So what can you as a university student do about this? You can tackle this problem by starting small. This semester, if you find that your university offers both types of clubs, lean toward joining the unabashedly Hindu organization. And if your university doesn’t have a Hindu organization, think of starting one. Do some asking around, garner the support of a faculty sponsor and a few students, and take a look at your school’s club formation procedure. I know this option can seem difficult but in my experience, it can be done although it may take many false starts and months, if not years of work to get a solid foundation for a Hindu club. Even though it seems like we’re alone and outnumbered, it takes only one person to initiate change on your campus, and that person is you.
Everyday Ways to Embrace your Identity
Not everyone can start a Hindu club or attend one at the moment and these are only a small fraction of our lives. But we can start embracing our Hindu identity in daily life without fear of losing our American identity. Let’s start with our daily interactions with people from university. How many times have you avoided a conversation with your peers that heads toward your religion? How many times do you brush over parts of your life like upcoming festivals or visits to the temple in conversation with non-Hindu friends? I admit I have. No one wants to be judged as a religious fanatic and be the odd one out in the crowd. But if your Hindu identity is a big part of your life, why do you need to hide it from friends? As long as we are being open and accepting of others why can’t we share our religious identity with dignity and without compunction?

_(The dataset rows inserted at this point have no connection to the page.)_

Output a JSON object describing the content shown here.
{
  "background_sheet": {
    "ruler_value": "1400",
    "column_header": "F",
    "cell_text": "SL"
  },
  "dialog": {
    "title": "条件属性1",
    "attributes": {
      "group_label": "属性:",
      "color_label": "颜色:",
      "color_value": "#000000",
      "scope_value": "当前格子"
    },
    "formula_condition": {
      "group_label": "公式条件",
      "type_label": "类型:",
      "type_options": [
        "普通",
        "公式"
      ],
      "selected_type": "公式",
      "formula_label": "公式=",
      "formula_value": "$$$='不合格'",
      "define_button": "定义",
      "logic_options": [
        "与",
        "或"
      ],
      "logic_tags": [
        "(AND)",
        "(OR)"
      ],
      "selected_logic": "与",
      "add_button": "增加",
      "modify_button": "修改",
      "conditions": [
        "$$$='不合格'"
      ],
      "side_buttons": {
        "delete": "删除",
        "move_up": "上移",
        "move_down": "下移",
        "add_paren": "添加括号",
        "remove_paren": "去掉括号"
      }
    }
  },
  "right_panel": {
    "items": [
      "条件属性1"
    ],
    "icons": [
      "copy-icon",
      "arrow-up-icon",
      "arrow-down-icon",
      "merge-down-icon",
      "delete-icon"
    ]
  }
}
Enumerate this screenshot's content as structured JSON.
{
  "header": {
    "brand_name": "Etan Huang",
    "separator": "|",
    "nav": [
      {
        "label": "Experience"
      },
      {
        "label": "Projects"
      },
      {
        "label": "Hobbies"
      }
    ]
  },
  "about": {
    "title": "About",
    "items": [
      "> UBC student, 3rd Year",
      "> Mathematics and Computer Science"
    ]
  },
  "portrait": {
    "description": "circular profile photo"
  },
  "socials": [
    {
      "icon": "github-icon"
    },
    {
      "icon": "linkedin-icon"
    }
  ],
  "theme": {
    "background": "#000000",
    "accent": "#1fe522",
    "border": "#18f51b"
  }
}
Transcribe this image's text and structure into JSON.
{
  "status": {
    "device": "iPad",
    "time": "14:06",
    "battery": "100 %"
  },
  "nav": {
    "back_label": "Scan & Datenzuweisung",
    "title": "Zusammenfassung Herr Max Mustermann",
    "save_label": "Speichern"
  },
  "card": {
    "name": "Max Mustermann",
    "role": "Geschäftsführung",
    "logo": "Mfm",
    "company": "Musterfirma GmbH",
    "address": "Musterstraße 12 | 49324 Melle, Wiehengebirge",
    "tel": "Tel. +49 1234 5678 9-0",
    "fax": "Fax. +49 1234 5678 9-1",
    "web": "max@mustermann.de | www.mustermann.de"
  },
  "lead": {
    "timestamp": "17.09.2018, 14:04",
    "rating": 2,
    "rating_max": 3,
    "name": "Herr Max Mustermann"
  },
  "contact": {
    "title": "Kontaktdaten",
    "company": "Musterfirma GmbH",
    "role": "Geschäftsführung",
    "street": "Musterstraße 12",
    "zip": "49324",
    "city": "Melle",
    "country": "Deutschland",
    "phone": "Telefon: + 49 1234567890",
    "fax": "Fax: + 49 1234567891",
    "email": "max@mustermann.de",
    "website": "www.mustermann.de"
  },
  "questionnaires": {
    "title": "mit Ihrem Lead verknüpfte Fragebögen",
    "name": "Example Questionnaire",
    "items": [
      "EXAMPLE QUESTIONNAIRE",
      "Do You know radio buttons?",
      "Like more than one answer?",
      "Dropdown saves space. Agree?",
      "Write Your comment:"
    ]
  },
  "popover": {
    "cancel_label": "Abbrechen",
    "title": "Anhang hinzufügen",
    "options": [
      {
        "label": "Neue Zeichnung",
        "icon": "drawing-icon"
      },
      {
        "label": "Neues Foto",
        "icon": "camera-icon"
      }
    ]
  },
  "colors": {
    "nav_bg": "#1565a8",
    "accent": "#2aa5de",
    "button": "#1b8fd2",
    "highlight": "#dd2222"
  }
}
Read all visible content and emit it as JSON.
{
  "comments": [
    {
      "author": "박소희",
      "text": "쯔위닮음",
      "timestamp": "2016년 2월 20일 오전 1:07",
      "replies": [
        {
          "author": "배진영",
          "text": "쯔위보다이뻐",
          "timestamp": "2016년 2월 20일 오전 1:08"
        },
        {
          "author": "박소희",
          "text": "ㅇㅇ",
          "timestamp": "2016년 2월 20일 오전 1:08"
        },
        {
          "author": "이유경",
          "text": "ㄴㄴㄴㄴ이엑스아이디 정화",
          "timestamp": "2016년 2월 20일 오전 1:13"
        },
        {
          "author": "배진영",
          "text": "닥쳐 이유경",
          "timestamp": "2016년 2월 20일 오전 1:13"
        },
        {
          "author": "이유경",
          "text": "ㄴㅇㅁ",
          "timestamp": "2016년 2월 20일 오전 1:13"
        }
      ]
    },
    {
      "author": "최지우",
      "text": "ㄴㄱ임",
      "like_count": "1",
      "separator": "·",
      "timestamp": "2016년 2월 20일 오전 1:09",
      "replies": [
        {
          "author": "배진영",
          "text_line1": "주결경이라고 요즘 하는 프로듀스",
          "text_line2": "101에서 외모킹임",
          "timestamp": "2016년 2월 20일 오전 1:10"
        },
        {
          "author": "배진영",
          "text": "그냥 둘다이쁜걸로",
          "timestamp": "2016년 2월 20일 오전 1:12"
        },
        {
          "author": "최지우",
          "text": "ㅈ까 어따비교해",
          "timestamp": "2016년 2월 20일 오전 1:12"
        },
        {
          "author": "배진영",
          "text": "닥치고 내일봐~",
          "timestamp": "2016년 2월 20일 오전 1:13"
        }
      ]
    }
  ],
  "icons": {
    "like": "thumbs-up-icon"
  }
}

Perhaps we feel this way due to the fear of being misunderstood by others. Maybe you fear that someone won’t be your friend because she has strange ideas about Hinduism. In that case, if you don’t speak to her and share your identity with her will she ever change her misguided notions? In reality, most misunderstanding is due to bad communication and the way Hindus are portrayed in the media, which can be ameliorated by open dialogue and broadening the discourse.
Whether or not you choose to bring your Ganesha murti to your dorm room, or talk about your religious life with friends, know that this option is open to you and that there are others like you on campuses across America. It only takes some networking with like-minded students and Middle Hindus, choosing the right student organizations to support, and overcoming hesitation to accept your Hindu identity. While you prepare and start the new school year, let’s also choose to start this semester by being proud of our identity as Hindu Americans.
Find the original article by Isha Singh here.